Every year, Activision puts developer HotGen Studios to work on another iteration of the Mat Hoffman's Pro BMX franchise. And every year, the game keeps getting better and better. The latest version, Mat Hoffman's Pro BMX 2 for the Game Boy Advance, improves upon the previous release in every conceivable way.
http://image.com.com/gamespot/images/2002/gba/mathoffman2/0001.jpgStalls, manuals, and spins let you make massive trick combinations.
The primary focus of this latest edition is its road trip mode, which is similar to the career mode found in most alternative sports games. Each of the eight included parks has nine different challenges for you to attempt, and you're awarded points for each successful completion. Most tasks are what you'd expect from this type of game--the standard assortment of high-score challenges and scavenger hunts--but there are a number of clever exceptions. For example, some courses have gates or barricades that you can unlock in order to access new zones.
In general, the courses in Mat Hoffman's Pro BMX 2 are larger and more diverse than those of its predecessor. Even before you unlock the secret areas that are hidden within each park, there are still many out-of-the-way rooftops and paths to explore. Likewise, the level of interactivity is greater with this latest installment. Each course has a number of vehicles and fixtures that you can activate in order to cause a variety of disturbances both big and small.
Along with this increase in scope come visuals and audio that are significantly improved over the previous installment. Park structures are crisp and well defined, and there is a lot of movement in the many signs and fountains that populate each level. Riders are fairly realistic as well and possess a huge number of animations for even the most mundane of tasks. There are still plenty of digitized sound and voice effects to accompany the onscreen action, but the music is much louder and more energetic this time around. The soundtrack isn't quite as nice as that of Tony Hawk's Pro Skater 3, but it's nonetheless appropriate.
Mostly though, Mat Hoffman's Pro BMX 2 is just really fun to play.
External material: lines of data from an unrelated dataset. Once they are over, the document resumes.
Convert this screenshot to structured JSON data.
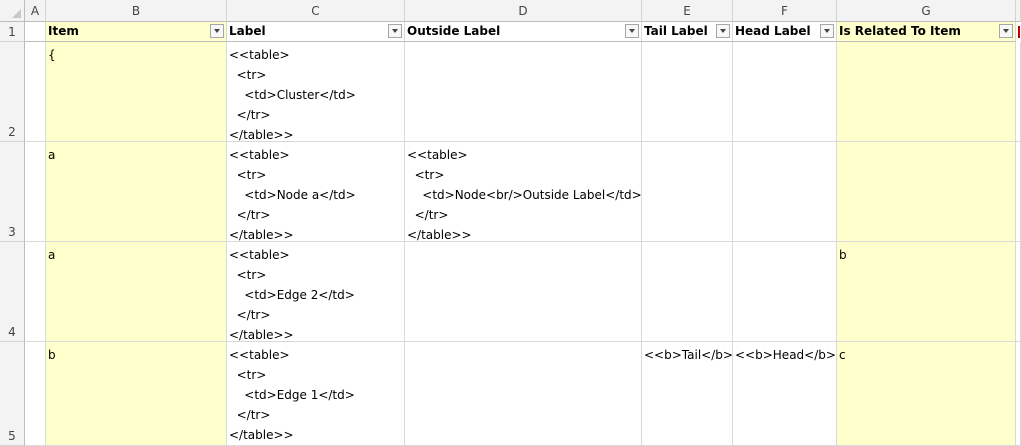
{
  "columns": [
    "A",
    "B",
    "C",
    "D",
    "E",
    "F",
    "G"
  ],
  "rows": [
    "1",
    "2",
    "3",
    "4",
    "5"
  ],
  "headers": {
    "item": "Item",
    "label": "Label",
    "outside_label": "Outside Label",
    "tail_label": "Tail Label",
    "head_label": "Head Label",
    "related": "Is Related To Item"
  },
  "data_rows": [
    {
      "item": "{",
      "label": "<<table>\n  <tr>\n    <td>Cluster</td>\n  </tr>\n</table>>",
      "outside_label": "",
      "tail_label": "",
      "head_label": "",
      "related": ""
    },
    {
      "item": "a",
      "label": "<<table>\n  <tr>\n    <td>Node a</td>\n  </tr>\n</table>>",
      "outside_label": "<<table>\n  <tr>\n    <td>Node<br/>Outside Label</td>\n  </tr>\n</table>>",
      "tail_label": "",
      "head_label": "",
      "related": ""
    },
    {
      "item": "a",
      "label": "<<table>\n  <tr>\n    <td>Edge 2</td>\n  </tr>\n</table>>",
      "outside_label": "",
      "tail_label": "",
      "head_label": "",
      "related": "b"
    },
    {
      "item": "b",
      "label": "<<table>\n  <tr>\n    <td>Edge 1</td>\n  </tr>\n</table>>",
      "outside_label": "",
      "tail_label": "<<b>Tail</b>>",
      "head_label": "<<b>Head</b>>",
      "related": "c"
    }
  ],
  "colors": {
    "table_fill": "#ffffcc",
    "header_bg": "#f3f3f3"
  }
}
Last year's edition had plenty of tricks, but it was in sore need of transitional moves such as turns and slides. Now, not only are there turns and powerslides, but there are also tire taps, stalls, plants, and a vast number of fakie (backward) tricks. Unfortunately, the controls are more complex as a result. To successfully perform manuals and special tricks, you'll have to hold the L and R buttons while keying in a variety of button combinations with the D-pad and the A and B buttons. The learning curve is a small price to pay, however, because it's now possible to perform trick combinations that cycle back and forth down the entire length of a course.
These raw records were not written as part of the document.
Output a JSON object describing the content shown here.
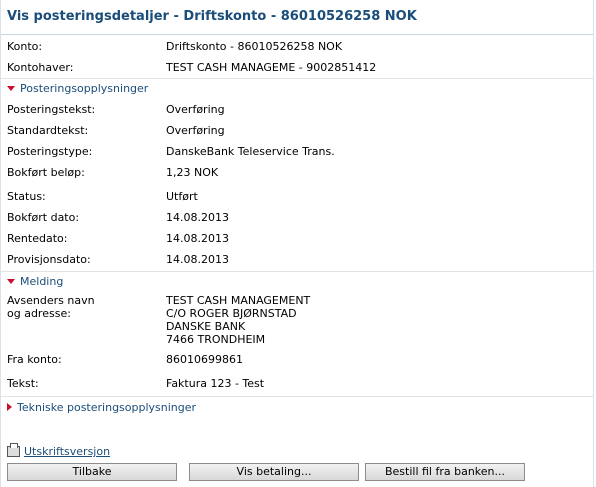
{
  "title": "Vis posteringsdetaljer - Driftskonto - 86010526258 NOK",
  "account": [
    {
      "label": "Konto:",
      "value": "Driftskonto - 86010526258 NOK"
    },
    {
      "label": "Kontohaver:",
      "value": "TEST CASH MANAGEME - 9002851412"
    }
  ],
  "sections": {
    "posting": "Posteringsopplysninger",
    "message": "Melding",
    "technical": "Tekniske posteringsopplysninger"
  },
  "posting": [
    {
      "label": "Posteringstekst:",
      "value": "Overføring"
    },
    {
      "label": "Standardtekst:",
      "value": "Overføring"
    },
    {
      "label": "Posteringstype:",
      "value": "DanskeBank Teleservice Trans."
    },
    {
      "label": "Bokført beløp:",
      "value": "1,23 NOK"
    },
    {
      "label": "Status:",
      "value": "Utført"
    },
    {
      "label": "Bokført dato:",
      "value": "14.08.2013"
    },
    {
      "label": "Rentedato:",
      "value": "14.08.2013"
    },
    {
      "label": "Provisjonsdato:",
      "value": "14.08.2013"
    }
  ],
  "message": {
    "sender_label_1": "Avsenders navn",
    "sender_label_2": "og adresse:",
    "address": [
      "TEST CASH MANAGEMENT",
      "C/O ROGER BJØRNSTAD",
      "DANSKE BANK",
      "7466 TRONDHEIM"
    ],
    "from_label": "Fra konto:",
    "from_value": "86010699861",
    "text_label": "Tekst:",
    "text_value": "Faktura 123 - Test"
  },
  "print_link": "Utskriftsversjon",
  "buttons": {
    "back": "Tilbake",
    "show_payment": "Vis betaling...",
    "order_file": "Bestill fil fra banken..."
  },
  "icons": {
    "expanded": "triangle-down-icon",
    "collapsed": "triangle-right-icon",
    "print": "printer-icon"
  },
  "colors": {
    "title": "#1b4d7a",
    "arrow": "#c8102e",
    "link": "#1b4d7a"
  }
}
http://image.com.com/gamespot/images/2002/gba/mathoffman2/0002.jpgWhat isn't evident from this picture is that the waves in the background are actually moving.
In addition to the road trip mode, there are two other single-player options. A single session mode lets you ride for two minutes in an attempt to best your high score, while a free ride mode lets you goof off to your heart's content in any of the courses you've unlocked. Mat Hoffman's Pro BMX 2 also includes a number of multiplayer modes. By taking turns on a single system or linking together two systems with a link cable, you and a friend can participate in competitions to see who can get the highest score, perform the most unique tricks, perform the most specials, or execute the longest combo.
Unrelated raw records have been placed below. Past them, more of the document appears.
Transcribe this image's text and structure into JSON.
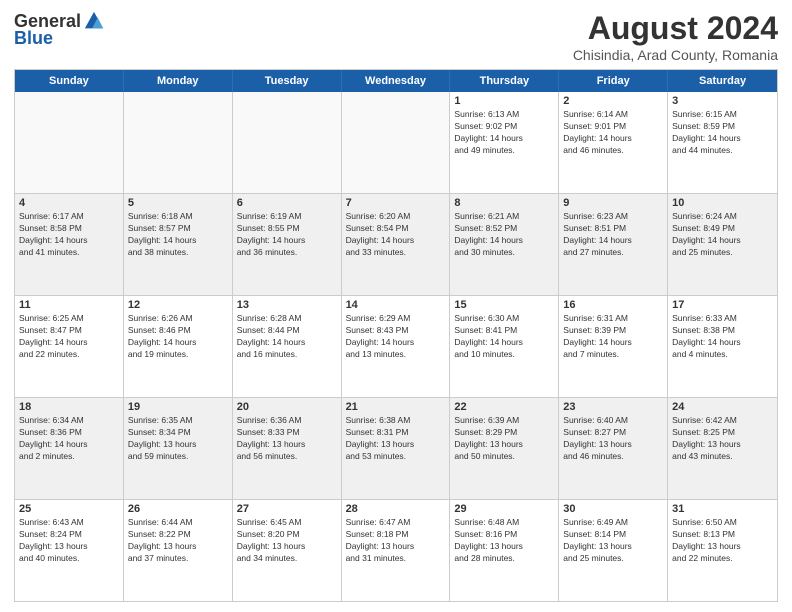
{
  "logo": {
    "general": "General",
    "blue": "Blue"
  },
  "title": "August 2024",
  "subtitle": "Chisindia, Arad County, Romania",
  "header_days": [
    "Sunday",
    "Monday",
    "Tuesday",
    "Wednesday",
    "Thursday",
    "Friday",
    "Saturday"
  ],
  "weeks": [
    [
      {
        "day": "",
        "info": "",
        "empty": true
      },
      {
        "day": "",
        "info": "",
        "empty": true
      },
      {
        "day": "",
        "info": "",
        "empty": true
      },
      {
        "day": "",
        "info": "",
        "empty": true
      },
      {
        "day": "1",
        "info": "Sunrise: 6:13 AM\nSunset: 9:02 PM\nDaylight: 14 hours\nand 49 minutes."
      },
      {
        "day": "2",
        "info": "Sunrise: 6:14 AM\nSunset: 9:01 PM\nDaylight: 14 hours\nand 46 minutes."
      },
      {
        "day": "3",
        "info": "Sunrise: 6:15 AM\nSunset: 8:59 PM\nDaylight: 14 hours\nand 44 minutes."
      }
    ],
    [
      {
        "day": "4",
        "info": "Sunrise: 6:17 AM\nSunset: 8:58 PM\nDaylight: 14 hours\nand 41 minutes."
      },
      {
        "day": "5",
        "info": "Sunrise: 6:18 AM\nSunset: 8:57 PM\nDaylight: 14 hours\nand 38 minutes."
      },
      {
        "day": "6",
        "info": "Sunrise: 6:19 AM\nSunset: 8:55 PM\nDaylight: 14 hours\nand 36 minutes."
      },
      {
        "day": "7",
        "info": "Sunrise: 6:20 AM\nSunset: 8:54 PM\nDaylight: 14 hours\nand 33 minutes."
      },
      {
        "day": "8",
        "info": "Sunrise: 6:21 AM\nSunset: 8:52 PM\nDaylight: 14 hours\nand 30 minutes."
      },
      {
        "day": "9",
        "info": "Sunrise: 6:23 AM\nSunset: 8:51 PM\nDaylight: 14 hours\nand 27 minutes."
      },
      {
        "day": "10",
        "info": "Sunrise: 6:24 AM\nSunset: 8:49 PM\nDaylight: 14 hours\nand 25 minutes."
      }
    ],
    [
      {
        "day": "11",
        "info": "Sunrise: 6:25 AM\nSunset: 8:47 PM\nDaylight: 14 hours\nand 22 minutes."
      },
      {
        "day": "12",
        "info": "Sunrise: 6:26 AM\nSunset: 8:46 PM\nDaylight: 14 hours\nand 19 minutes."
      },
      {
        "day": "13",
        "info": "Sunrise: 6:28 AM\nSunset: 8:44 PM\nDaylight: 14 hours\nand 16 minutes."
      },
      {
        "day": "14",
        "info": "Sunrise: 6:29 AM\nSunset: 8:43 PM\nDaylight: 14 hours\nand 13 minutes."
      },
      {
        "day": "15",
        "info": "Sunrise: 6:30 AM\nSunset: 8:41 PM\nDaylight: 14 hours\nand 10 minutes."
      },
      {
        "day": "16",
        "info": "Sunrise: 6:31 AM\nSunset: 8:39 PM\nDaylight: 14 hours\nand 7 minutes."
      },
      {
        "day": "17",
        "info": "Sunrise: 6:33 AM\nSunset: 8:38 PM\nDaylight: 14 hours\nand 4 minutes."
      }
    ],
    [
      {
        "day": "18",
        "info": "Sunrise: 6:34 AM\nSunset: 8:36 PM\nDaylight: 14 hours\nand 2 minutes."
      },
      {
        "day": "19",
        "info": "Sunrise: 6:35 AM\nSunset: 8:34 PM\nDaylight: 13 hours\nand 59 minutes."
      },
      {
        "day": "20",
        "info": "Sunrise: 6:36 AM\nSunset: 8:33 PM\nDaylight: 13 hours\nand 56 minutes."
      },
      {
        "day": "21",
        "info": "Sunrise: 6:38 AM\nSunset: 8:31 PM\nDaylight: 13 hours\nand 53 minutes."
      },
      {
        "day": "22",
        "info": "Sunrise: 6:39 AM\nSunset: 8:29 PM\nDaylight: 13 hours\nand 50 minutes."
      },
      {
        "day": "23",
        "info": "Sunrise: 6:40 AM\nSunset: 8:27 PM\nDaylight: 13 hours\nand 46 minutes."
      },
      {
        "day": "24",
        "info": "Sunrise: 6:42 AM\nSunset: 8:25 PM\nDaylight: 13 hours\nand 43 minutes."
      }
    ],
    [
      {
        "day": "25",
        "info": "Sunrise: 6:43 AM\nSunset: 8:24 PM\nDaylight: 13 hours\nand 40 minutes."
      },
      {
        "day": "26",
        "info": "Sunrise: 6:44 AM\nSunset: 8:22 PM\nDaylight: 13 hours\nand 37 minutes."
      },
      {
        "day": "27",
        "info": "Sunrise: 6:45 AM\nSunset: 8:20 PM\nDaylight: 13 hours\nand 34 minutes."
      },
      {
        "day": "28",
        "info": "Sunrise: 6:47 AM\nSunset: 8:18 PM\nDaylight: 13 hours\nand 31 minutes."
      },
      {
        "day": "29",
        "info": "Sunrise: 6:48 AM\nSunset: 8:16 PM\nDaylight: 13 hours\nand 28 minutes."
      },
      {
        "day": "30",
        "info": "Sunrise: 6:49 AM\nSunset: 8:14 PM\nDaylight: 13 hours\nand 25 minutes."
      },
      {
        "day": "31",
        "info": "Sunrise: 6:50 AM\nSunset: 8:13 PM\nDaylight: 13 hours\nand 22 minutes."
      }
    ]
  ]
}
Even if you bought last year's edition, there is still so much new and refreshing in Mat Hoffman's Pro BMX 2 that it feels like it's an entirely brand-new game.